The theoretical consequence of this hypothesis is what the Argentine-Mexican philosopher E. Dussel calls the myth of modernity. In his work 1492, the occultation of the Other, one of the texts which inaugurates the field of colonial studies strictly speaking, it criticizes the idea that modernity would have emerged in Europe due to its cultural exceptionality, while ignoring the accumulation of wealth permitted by colonization which is the condition of possibility of its emergence. E. Dussel therefore calls into question a diffusionist vision according to which modernity, born in Europe, spread thanks to the civilizing crusades and then, more recently, development aid. Thus, modernity no longer appears as a universal historical process but as an apologetic narrative aimed at justifying colonization.

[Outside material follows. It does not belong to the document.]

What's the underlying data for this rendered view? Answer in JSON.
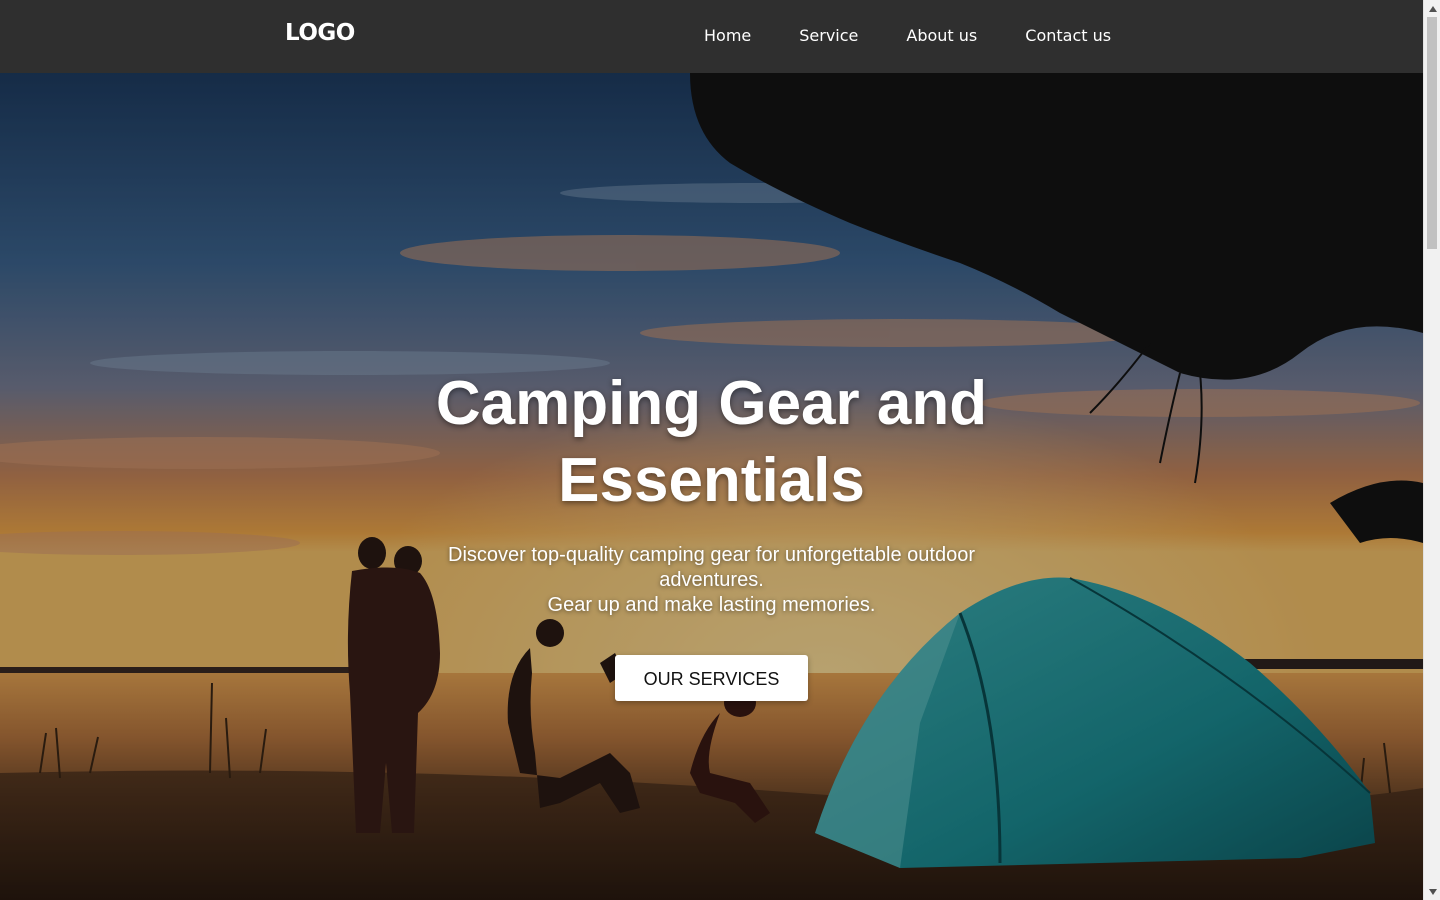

The two authorsHowever, they wish to remind us that the decolonial trend does not only consist of formulating negative critiques, but also strives to think of another possible organization of knowledge. The desire to bring cultures and ontologies into dialogue on a global scale is expressed in particular through the utopia of transmodernity and pluriversalism for E. Dussel, the call to assert the legitimacy of pedagogical practices others and intercultural at C. Walsh, or even propose a anthropology of the multiple with the anthropologist A. Escobar. The last part of the work is precisely devoted to these various theoretical and militant broadenings which make colonial thought current and in particular to these two most promising projects: political ecology (around the contributions of F. Coronil, A. Escobar and H. Alimonda) and theories of gender, the image of the criticism that the Argentine philosopher Maria Lugones addresses to Anibal Quijano. From the 2010s onwards, a critique emerged from feminism, addressing new questions to the pioneers of the movement.

Towards better consideration of internal dissensions?

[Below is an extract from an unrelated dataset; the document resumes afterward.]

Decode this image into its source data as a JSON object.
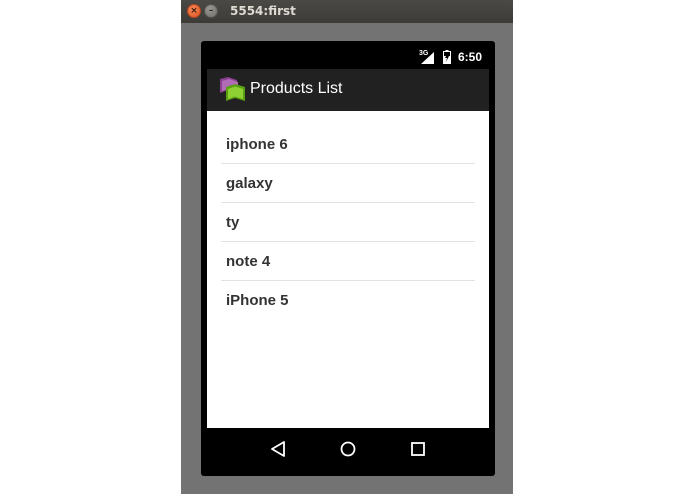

If the work keeps its initial promise, providing an introduction to Latin American critical theories whose lack was felt in the French panorama, a more in-depth consideration of the internal disagreements which work the colonial current would, in our opinion, have made it possible to outline a even more realistic portrait.

For example, it would have been interesting to inform the readership of the criticism of S. Rivera Cusicanqui in his 2010 work, Ch'ixinakax utxiwa: a reflex in sobre prcticas and discourses descolonizadores. In the eyes of the Bolivian sociologist, Quijano does not recognize the true value of the long Latin American and Caribbean anti-colonial tradition in which he is nevertheless fully part. She also affirms that the authors of the decolonial movement are themselves the heirs of the modern/colonial system, in that they embody a cultural elite of European ancestry who do not hesitate to take advantage of the symbolic and financial capital offered to them by prestigious American universities.

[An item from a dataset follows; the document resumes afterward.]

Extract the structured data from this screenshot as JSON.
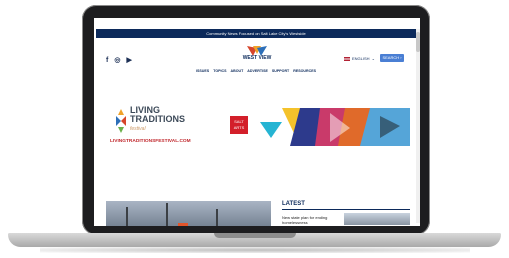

For S. Rivera Cusicanqui, we must therefore construct another critical thought of colonialism, anchored in practice descolonial. The addition of -s aims here to reestablish the correct form of the privative prefix in Spanish but also allows us to distance the first generation of theorists from the decolonial movement, considered to be disconnected from social and political realities.

this opposes a position claiming the anti-colonialist heritage of Frantz Fanon, based on an activist practice and close to the struggles of indigenous populations. Likewise, the implosion of the collective Modernity / Coloniality The aftermath of the political crisis in Venezuela constituted a high point in the intellectual history of the colonial movement, to the point of being considered as marking a halt if not to the paradigm, at least to the collective. These critical voices, which rise from both sides of Latin America, constitute a significant part of current Latin American decolonial thoughts.